- Opening Delimiter -
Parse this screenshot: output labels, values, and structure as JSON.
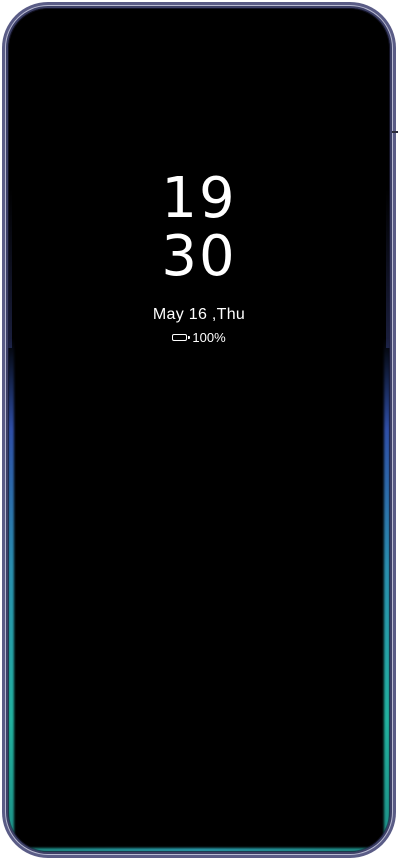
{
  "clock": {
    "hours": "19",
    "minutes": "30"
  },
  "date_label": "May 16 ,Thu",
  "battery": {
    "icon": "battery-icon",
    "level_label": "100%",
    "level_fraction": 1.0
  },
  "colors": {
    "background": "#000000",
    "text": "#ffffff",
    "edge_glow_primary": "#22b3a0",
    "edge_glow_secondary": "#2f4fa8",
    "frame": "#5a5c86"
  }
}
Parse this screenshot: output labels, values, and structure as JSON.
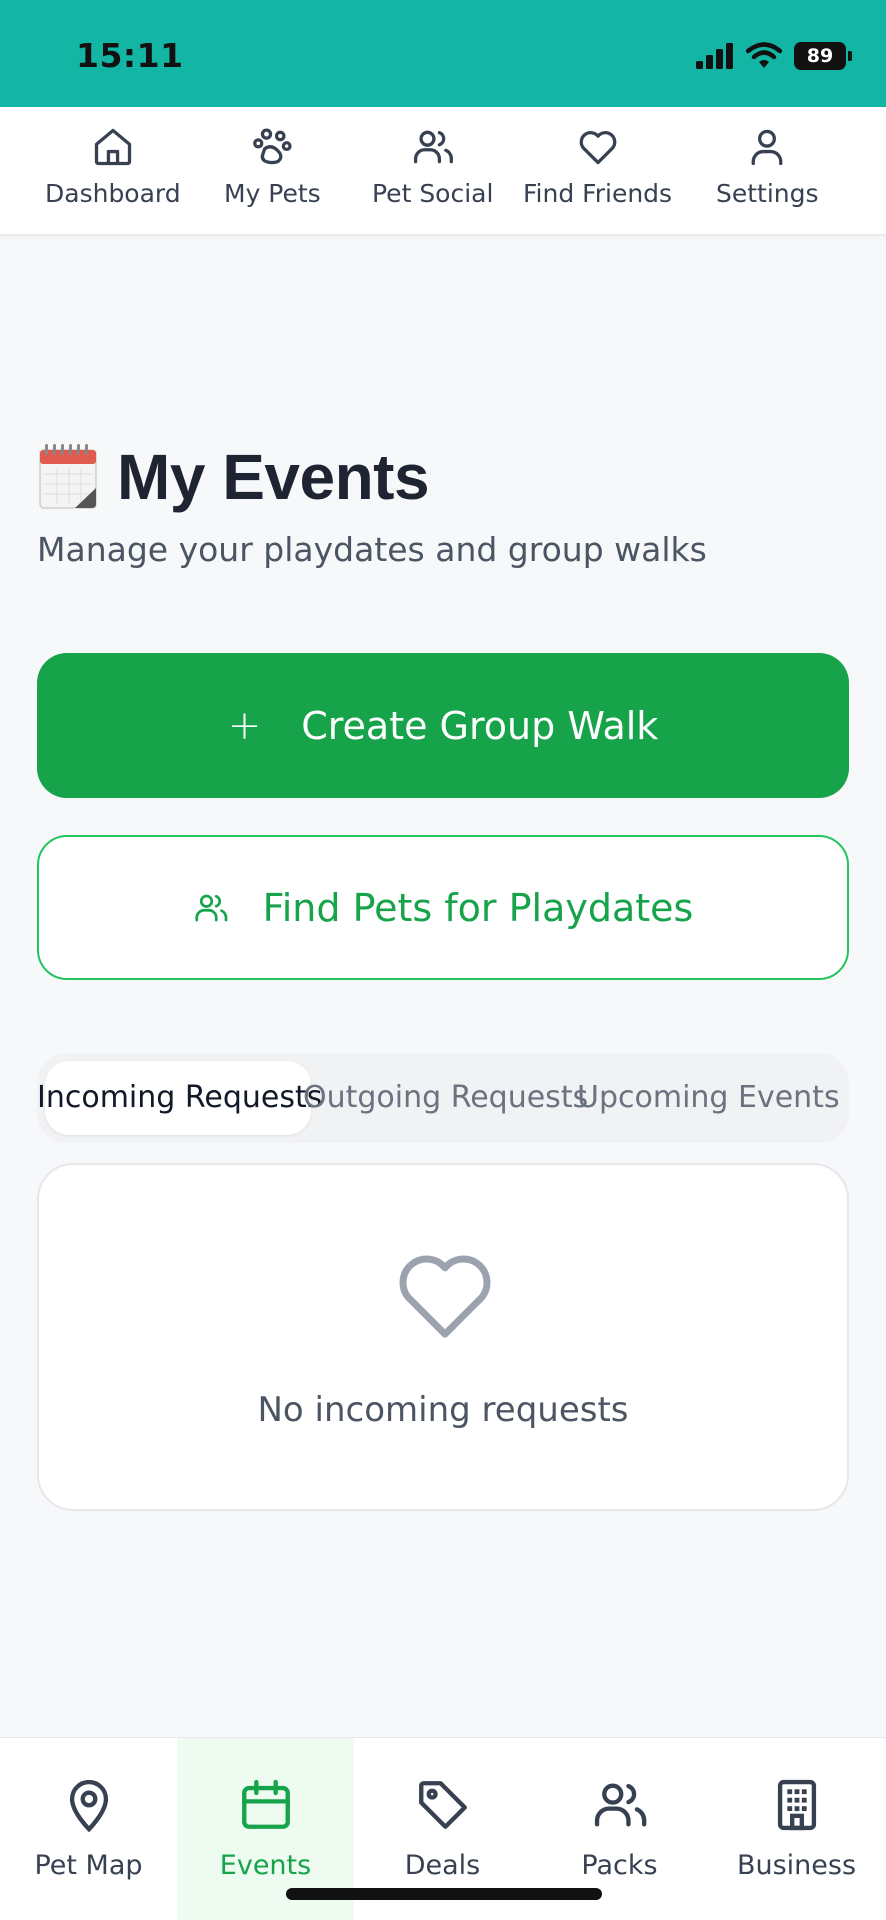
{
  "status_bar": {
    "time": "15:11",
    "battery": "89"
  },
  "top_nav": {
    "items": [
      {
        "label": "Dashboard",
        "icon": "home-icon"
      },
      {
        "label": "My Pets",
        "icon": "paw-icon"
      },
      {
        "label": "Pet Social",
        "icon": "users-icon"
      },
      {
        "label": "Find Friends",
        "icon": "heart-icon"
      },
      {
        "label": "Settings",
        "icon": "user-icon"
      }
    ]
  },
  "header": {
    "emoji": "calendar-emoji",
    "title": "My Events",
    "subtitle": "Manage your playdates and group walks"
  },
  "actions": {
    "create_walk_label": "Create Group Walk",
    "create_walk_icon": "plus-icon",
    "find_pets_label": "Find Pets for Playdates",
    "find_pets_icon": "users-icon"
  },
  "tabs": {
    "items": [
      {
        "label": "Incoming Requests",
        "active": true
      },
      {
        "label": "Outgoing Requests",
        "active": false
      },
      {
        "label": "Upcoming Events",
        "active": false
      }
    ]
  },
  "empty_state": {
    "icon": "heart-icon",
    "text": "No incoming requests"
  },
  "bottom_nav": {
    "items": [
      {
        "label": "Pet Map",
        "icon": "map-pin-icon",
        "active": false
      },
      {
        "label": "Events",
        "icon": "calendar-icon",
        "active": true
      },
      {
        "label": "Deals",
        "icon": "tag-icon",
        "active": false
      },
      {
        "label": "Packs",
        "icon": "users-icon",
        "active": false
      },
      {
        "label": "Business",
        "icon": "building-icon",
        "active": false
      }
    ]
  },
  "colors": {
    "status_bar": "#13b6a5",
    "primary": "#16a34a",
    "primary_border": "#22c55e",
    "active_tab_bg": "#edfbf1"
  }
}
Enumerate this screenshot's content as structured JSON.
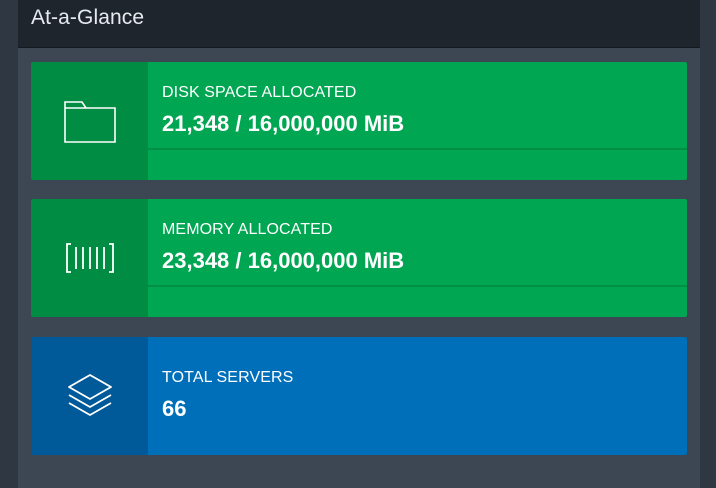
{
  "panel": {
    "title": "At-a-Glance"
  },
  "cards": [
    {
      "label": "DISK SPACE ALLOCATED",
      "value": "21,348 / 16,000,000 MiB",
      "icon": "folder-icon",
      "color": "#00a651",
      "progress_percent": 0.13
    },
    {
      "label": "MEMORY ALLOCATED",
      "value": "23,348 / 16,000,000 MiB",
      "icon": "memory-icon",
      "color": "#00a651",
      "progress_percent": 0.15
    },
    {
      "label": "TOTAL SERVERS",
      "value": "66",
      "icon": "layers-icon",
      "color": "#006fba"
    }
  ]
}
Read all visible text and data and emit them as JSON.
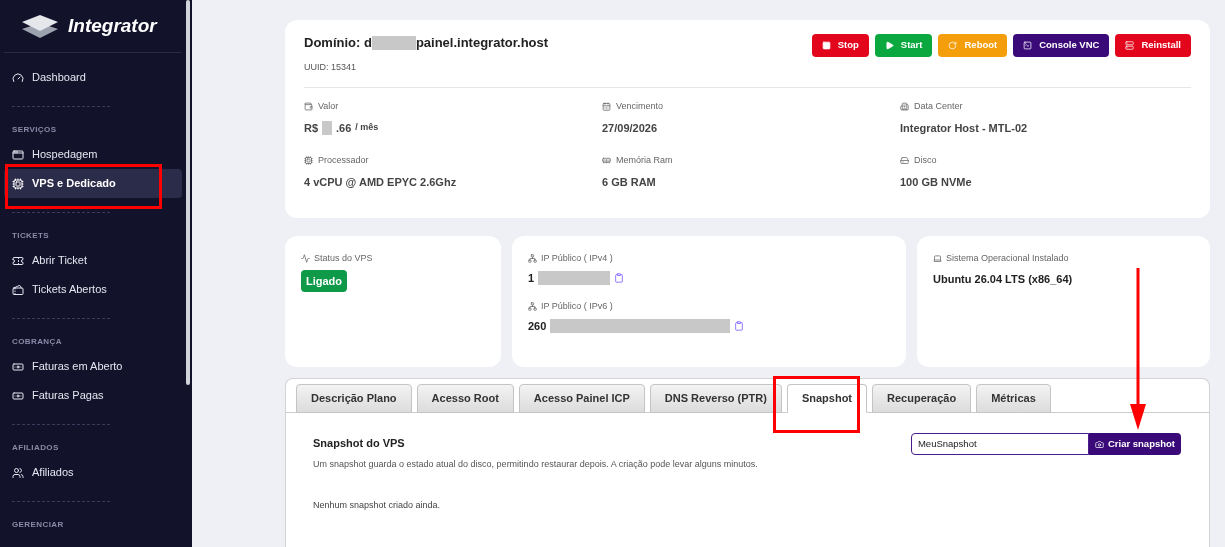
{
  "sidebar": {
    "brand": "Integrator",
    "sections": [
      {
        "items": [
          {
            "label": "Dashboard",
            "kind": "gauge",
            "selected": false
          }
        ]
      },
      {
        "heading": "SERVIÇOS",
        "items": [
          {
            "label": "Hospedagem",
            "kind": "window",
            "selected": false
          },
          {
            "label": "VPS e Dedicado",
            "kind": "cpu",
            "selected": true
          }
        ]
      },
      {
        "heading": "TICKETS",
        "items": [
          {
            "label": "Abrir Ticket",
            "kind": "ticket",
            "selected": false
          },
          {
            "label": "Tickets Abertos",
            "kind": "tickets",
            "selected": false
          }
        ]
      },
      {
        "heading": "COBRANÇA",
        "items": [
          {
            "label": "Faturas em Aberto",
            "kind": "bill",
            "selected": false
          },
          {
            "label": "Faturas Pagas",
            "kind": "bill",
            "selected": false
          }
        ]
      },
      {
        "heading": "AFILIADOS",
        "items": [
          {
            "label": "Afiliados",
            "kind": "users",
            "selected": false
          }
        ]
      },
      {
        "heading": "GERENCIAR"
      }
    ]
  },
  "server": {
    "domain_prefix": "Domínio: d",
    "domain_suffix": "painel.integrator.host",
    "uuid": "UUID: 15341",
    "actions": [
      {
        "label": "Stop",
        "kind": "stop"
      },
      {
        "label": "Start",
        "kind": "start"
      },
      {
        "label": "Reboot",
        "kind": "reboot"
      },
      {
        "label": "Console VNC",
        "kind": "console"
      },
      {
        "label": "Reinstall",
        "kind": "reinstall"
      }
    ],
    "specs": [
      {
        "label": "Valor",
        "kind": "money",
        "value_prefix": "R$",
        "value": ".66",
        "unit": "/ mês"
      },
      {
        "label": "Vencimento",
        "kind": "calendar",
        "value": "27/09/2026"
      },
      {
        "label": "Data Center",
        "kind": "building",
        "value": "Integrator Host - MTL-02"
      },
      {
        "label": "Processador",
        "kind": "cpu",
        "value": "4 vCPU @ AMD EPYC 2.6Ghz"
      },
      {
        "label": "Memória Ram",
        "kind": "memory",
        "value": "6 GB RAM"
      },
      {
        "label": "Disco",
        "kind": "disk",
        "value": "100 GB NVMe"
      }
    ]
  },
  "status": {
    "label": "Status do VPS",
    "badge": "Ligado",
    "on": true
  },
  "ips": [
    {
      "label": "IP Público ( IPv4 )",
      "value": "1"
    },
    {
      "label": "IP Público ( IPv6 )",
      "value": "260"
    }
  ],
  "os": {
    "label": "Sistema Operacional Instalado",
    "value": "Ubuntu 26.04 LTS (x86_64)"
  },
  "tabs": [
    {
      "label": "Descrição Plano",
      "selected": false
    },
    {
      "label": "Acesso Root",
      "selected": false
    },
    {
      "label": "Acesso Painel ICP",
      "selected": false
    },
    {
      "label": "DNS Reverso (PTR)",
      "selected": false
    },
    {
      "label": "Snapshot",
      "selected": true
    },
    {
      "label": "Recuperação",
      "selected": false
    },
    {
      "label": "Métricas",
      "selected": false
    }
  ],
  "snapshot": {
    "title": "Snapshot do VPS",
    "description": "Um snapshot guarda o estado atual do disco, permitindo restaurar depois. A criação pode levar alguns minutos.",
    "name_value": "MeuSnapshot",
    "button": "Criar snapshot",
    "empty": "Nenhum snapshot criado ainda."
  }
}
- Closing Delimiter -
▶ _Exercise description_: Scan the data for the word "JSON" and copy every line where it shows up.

▶ _Solved exercise_:
Parse this screenshot: output labels, values, and structure as JSON.
Parse this screenshot: output labels, values, and structure as JSON.
Enumerate this screenshot's content as structured JSON.
Read all visible text and data and emit them as JSON.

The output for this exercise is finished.